Consideration decisions come from establishing an emotional connection
Most big-ticket purchases in aviation and related industries are considered purchases. It is the job of marketing to understand what is important to decision makers and influencers in terms of feature, function, and cost benefit. Those are the issues that will be weighted against the competition when the rational purchase process begins.
The connected customer gathers information from a multitude of online sources before coming to the final purchasing decision.
The connected customer spends more time on social media than with watching television, listening to radio, or reading a newspaper. Cloud-connected smart phones, tablets, and laptops are the predominant tools of the connected customer. They absorb information from many different sources and share their experiences with followers on social networks. Aviation manufacturers that do not shift their marketing tactics are endangering their brand and flirting with obsolescence.

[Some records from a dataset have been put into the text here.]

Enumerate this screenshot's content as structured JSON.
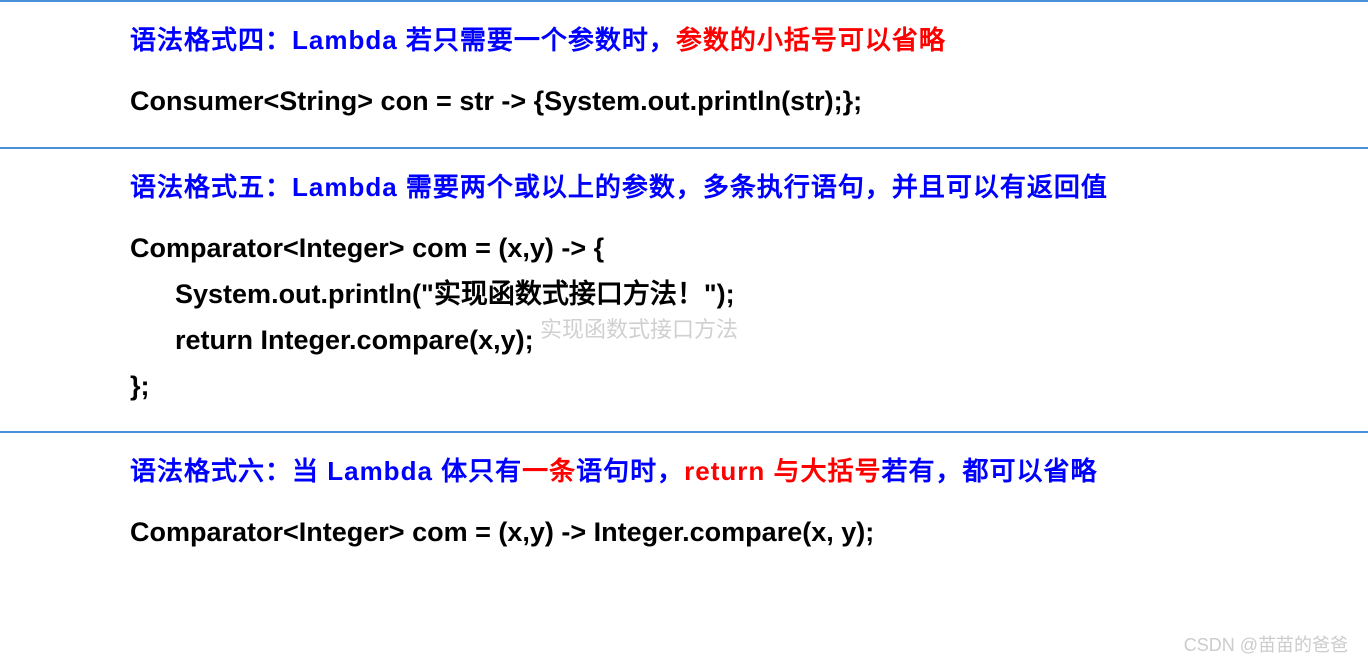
{
  "sections": [
    {
      "title_parts": {
        "prefix": "语法格式四：Lambda 若只需要一个参数时，",
        "highlight": "参数的小括号可以省略"
      },
      "code": "Consumer<String> con = str -> {System.out.println(str);};"
    },
    {
      "title_parts": {
        "prefix": "语法格式五：Lambda 需要两个或以上的参数，多条执行语句，并且可以有返回值",
        "highlight": ""
      },
      "code": "Comparator<Integer> com = (x,y) -> {\n      System.out.println(\"实现函数式接口方法！\");\n      return Integer.compare(x,y);\n};"
    },
    {
      "title_parts": {
        "p1": "语法格式六：当 Lambda 体只有",
        "r1": "一条",
        "p2": "语句时，",
        "r2": "return 与大括号",
        "p3": "若有，都可以省略"
      },
      "code": "Comparator<Integer> com = (x,y) -> Integer.compare(x, y);"
    }
  ],
  "watermark": "CSDN @苗苗的爸爸",
  "faint_text": "实现函数式接口方法"
}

Call it what you may, Ryanair’s marketing is shrewd and laser focused
Ryanair’s CEO, Michael O’Leary recently called his customer “idiots.” Having never had the pleasure to fly Europe’s largest low cost carrier, I was glad not to be classified as one of the above. Yet from the decidedly colloquial North American viewpoint, it is a revealing look into Ryanair’s branding strategy.
Connecting with your customers’ emotions can create a brand preference
In aviation marketing, the purchase decision is often solely based on the performance specifications of a product. Each product on the market, no matter the manufacturer, will fulfill the client’s baseline need. With different products of standard utility competing for business, one way to differentiate is by manipulating the price point. Although not terribly flexible, a price can be offset by manipulating variables within the company such as service, warranty, and delivery policy.
Insights are not shiny objects. Many times insights are buried in the customer’s emotional connection to the brand.
Good marketers believe that customer insights form the foundation for brand strategy. Being able to identify insights about product functionality, user preferences, and emotional connection to the brand help to formulate the brand promise and gives the brand its “reason for existence.”
New Google analytic features make it easer to track conversions and make better decisions about which marketing activities have the highest ROI.
When it comes to e-commerce, you’re only as good as your data. For aviation marketers that rely on online sales, Google has rolled out new tracking features that help identify outbound and inbound marketing tactics that are pulling their weight. Continue reading →